**What the exercise asks:**
Repeat all the data exactly, and where a record holds a picture, leave that picture out.
Working data below:
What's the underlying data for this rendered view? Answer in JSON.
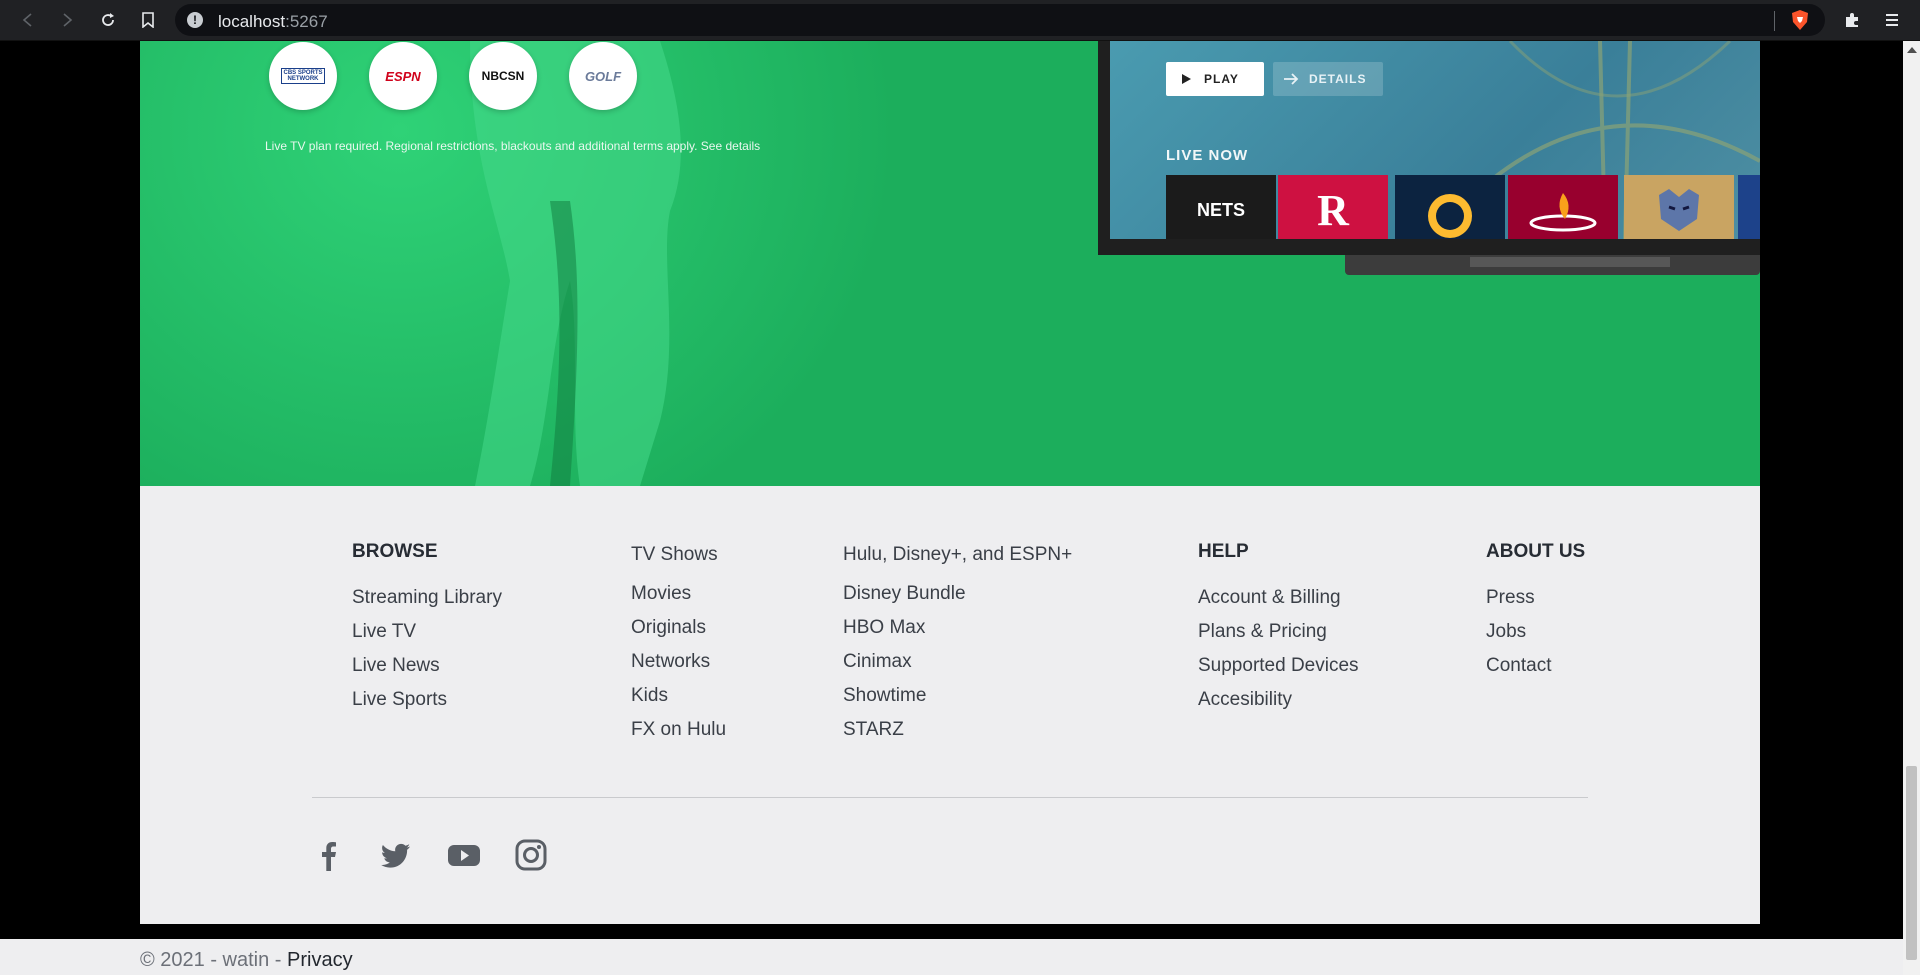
{
  "browser": {
    "url_host": "localhost",
    "url_port": ":5267"
  },
  "hero": {
    "networks": [
      {
        "name": "CBS SPORTS NETWORK",
        "color": "#1a3f8a"
      },
      {
        "name": "ESPN",
        "color": "#d0021b"
      },
      {
        "name": "NBCSN",
        "color": "#111111"
      },
      {
        "name": "GOLF",
        "color": "#6b7b9a"
      }
    ],
    "disclaimer": "Live TV plan required. Regional restrictions, blackouts and additional terms apply. See details",
    "tv": {
      "play_label": "PLAY",
      "details_label": "DETAILS",
      "live_now_label": "LIVE NOW",
      "teams": [
        {
          "name": "NETS",
          "color": "#1b1b1b"
        },
        {
          "name": "R",
          "color": "#ce1141"
        },
        {
          "name": "",
          "color": "#0c2340"
        },
        {
          "name": "",
          "color": "#98002e"
        },
        {
          "name": "",
          "color": "#5d76a9"
        }
      ]
    }
  },
  "footer": {
    "columns": [
      {
        "heading": "BROWSE",
        "items": [
          "Streaming Library",
          "Live TV",
          "Live News",
          "Live Sports"
        ]
      },
      {
        "heading": "",
        "items": [
          "TV Shows",
          "Movies",
          "Originals",
          "Networks",
          "Kids",
          "FX on Hulu"
        ]
      },
      {
        "heading": "",
        "items": [
          "Hulu, Disney+, and ESPN+",
          "Disney Bundle",
          "HBO Max",
          "Cinimax",
          "Showtime",
          "STARZ"
        ]
      },
      {
        "heading": "HELP",
        "items": [
          "Account & Billing",
          "Plans & Pricing",
          "Supported Devices",
          "Accesibility"
        ]
      },
      {
        "heading": "ABOUT US",
        "items": [
          "Press",
          "Jobs",
          "Contact"
        ]
      }
    ],
    "social": [
      "facebook-icon",
      "twitter-icon",
      "youtube-icon",
      "instagram-icon"
    ]
  },
  "bottom": {
    "copyright": "© 2021 - watin - ",
    "privacy": "Privacy"
  },
  "colors": {
    "hero_green": "#1cae5c",
    "footer_bg": "#eeeef0"
  }
}
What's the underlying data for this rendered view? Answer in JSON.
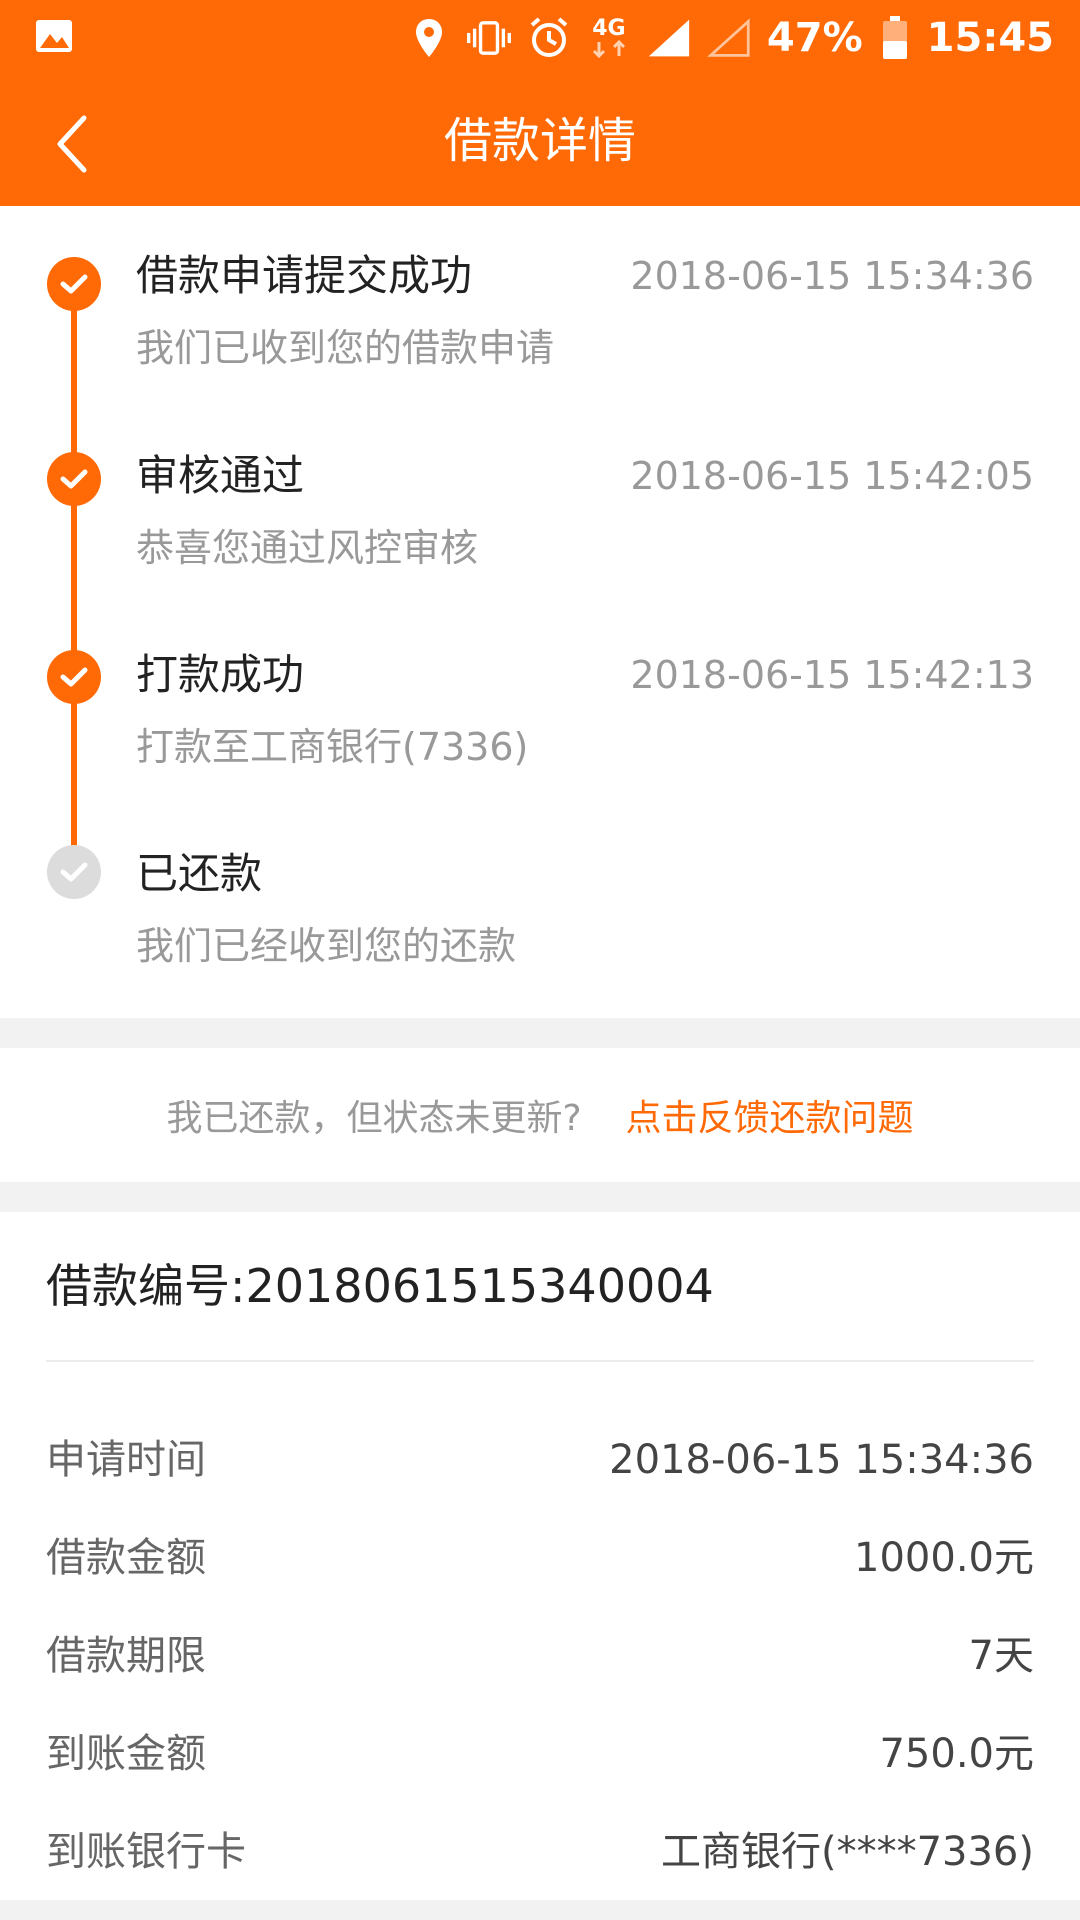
{
  "statusbar": {
    "network": "4G",
    "battery_percent": "47%",
    "time": "15:45",
    "icons": [
      "image-icon",
      "location-icon",
      "vibrate-icon",
      "alarm-icon",
      "data-arrows-icon",
      "signal-full-icon",
      "signal-empty-icon",
      "battery-icon"
    ]
  },
  "header": {
    "title": "借款详情",
    "back_icon": "chevron-left-icon"
  },
  "timeline": {
    "steps": [
      {
        "title": "借款申请提交成功",
        "time": "2018-06-15 15:34:36",
        "desc": "我们已收到您的借款申请",
        "done": true
      },
      {
        "title": "审核通过",
        "time": "2018-06-15 15:42:05",
        "desc": "恭喜您通过风控审核",
        "done": true
      },
      {
        "title": "打款成功",
        "time": "2018-06-15 15:42:13",
        "desc": "打款至工商银行(7336)",
        "done": true
      },
      {
        "title": "已还款",
        "time": "",
        "desc": "我们已经收到您的还款",
        "done": false
      }
    ]
  },
  "feedback": {
    "text": "我已还款，但状态未更新?",
    "link": "点击反馈还款问题"
  },
  "details": {
    "loan_no": "借款编号:2018061515340004",
    "rows": [
      {
        "label": "申请时间",
        "value": "2018-06-15 15:34:36"
      },
      {
        "label": "借款金额",
        "value": "1000.0元"
      },
      {
        "label": "借款期限",
        "value": "7天"
      },
      {
        "label": "到账金额",
        "value": "750.0元"
      },
      {
        "label": "到账银行卡",
        "value": "工商银行(****7336)"
      }
    ]
  },
  "colors": {
    "accent": "#ff6a07",
    "inactive": "#dcdcdc",
    "muted_text": "#999999"
  }
}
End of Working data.
**Solution to the problem:**
What's the underlying data for this rendered view? Answer in JSON.
{
  "browser": {
    "url_host": "localhost",
    "url_port": ":5267"
  },
  "hero": {
    "networks": [
      {
        "name": "CBS SPORTS NETWORK",
        "color": "#1a3f8a"
      },
      {
        "name": "ESPN",
        "color": "#d0021b"
      },
      {
        "name": "NBCSN",
        "color": "#111111"
      },
      {
        "name": "GOLF",
        "color": "#6b7b9a"
      }
    ],
    "disclaimer": "Live TV plan required. Regional restrictions, blackouts and additional terms apply. See details",
    "tv": {
      "play_label": "PLAY",
      "details_label": "DETAILS",
      "live_now_label": "LIVE NOW",
      "teams": [
        {
          "name": "NETS",
          "color": "#1b1b1b"
        },
        {
          "name": "R",
          "color": "#ce1141"
        },
        {
          "name": "",
          "color": "#0c2340"
        },
        {
          "name": "",
          "color": "#98002e"
        },
        {
          "name": "",
          "color": "#5d76a9"
        }
      ]
    }
  },
  "footer": {
    "columns": [
      {
        "heading": "BROWSE",
        "items": [
          "Streaming Library",
          "Live TV",
          "Live News",
          "Live Sports"
        ]
      },
      {
        "heading": "",
        "items": [
          "TV Shows",
          "Movies",
          "Originals",
          "Networks",
          "Kids",
          "FX on Hulu"
        ]
      },
      {
        "heading": "",
        "items": [
          "Hulu, Disney+, and ESPN+",
          "Disney Bundle",
          "HBO Max",
          "Cinimax",
          "Showtime",
          "STARZ"
        ]
      },
      {
        "heading": "HELP",
        "items": [
          "Account & Billing",
          "Plans & Pricing",
          "Supported Devices",
          "Accesibility"
        ]
      },
      {
        "heading": "ABOUT US",
        "items": [
          "Press",
          "Jobs",
          "Contact"
        ]
      }
    ],
    "social": [
      "facebook-icon",
      "twitter-icon",
      "youtube-icon",
      "instagram-icon"
    ]
  },
  "bottom": {
    "copyright": "© 2021 - watin - ",
    "privacy": "Privacy"
  },
  "colors": {
    "hero_green": "#1cae5c",
    "footer_bg": "#eeeef0"
  }
}
What's the underlying data for this rendered view? Answer in JSON.
{
  "statusbar": {
    "network": "4G",
    "battery_percent": "47%",
    "time": "15:45",
    "icons": [
      "image-icon",
      "location-icon",
      "vibrate-icon",
      "alarm-icon",
      "data-arrows-icon",
      "signal-full-icon",
      "signal-empty-icon",
      "battery-icon"
    ]
  },
  "header": {
    "title": "借款详情",
    "back_icon": "chevron-left-icon"
  },
  "timeline": {
    "steps": [
      {
        "title": "借款申请提交成功",
        "time": "2018-06-15 15:34:36",
        "desc": "我们已收到您的借款申请",
        "done": true
      },
      {
        "title": "审核通过",
        "time": "2018-06-15 15:42:05",
        "desc": "恭喜您通过风控审核",
        "done": true
      },
      {
        "title": "打款成功",
        "time": "2018-06-15 15:42:13",
        "desc": "打款至工商银行(7336)",
        "done": true
      },
      {
        "title": "已还款",
        "time": "",
        "desc": "我们已经收到您的还款",
        "done": false
      }
    ]
  },
  "feedback": {
    "text": "我已还款，但状态未更新?",
    "link": "点击反馈还款问题"
  },
  "details": {
    "loan_no": "借款编号:2018061515340004",
    "rows": [
      {
        "label": "申请时间",
        "value": "2018-06-15 15:34:36"
      },
      {
        "label": "借款金额",
        "value": "1000.0元"
      },
      {
        "label": "借款期限",
        "value": "7天"
      },
      {
        "label": "到账金额",
        "value": "750.0元"
      },
      {
        "label": "到账银行卡",
        "value": "工商银行(****7336)"
      }
    ]
  },
  "colors": {
    "accent": "#ff6a07",
    "inactive": "#dcdcdc",
    "muted_text": "#999999"
  }
}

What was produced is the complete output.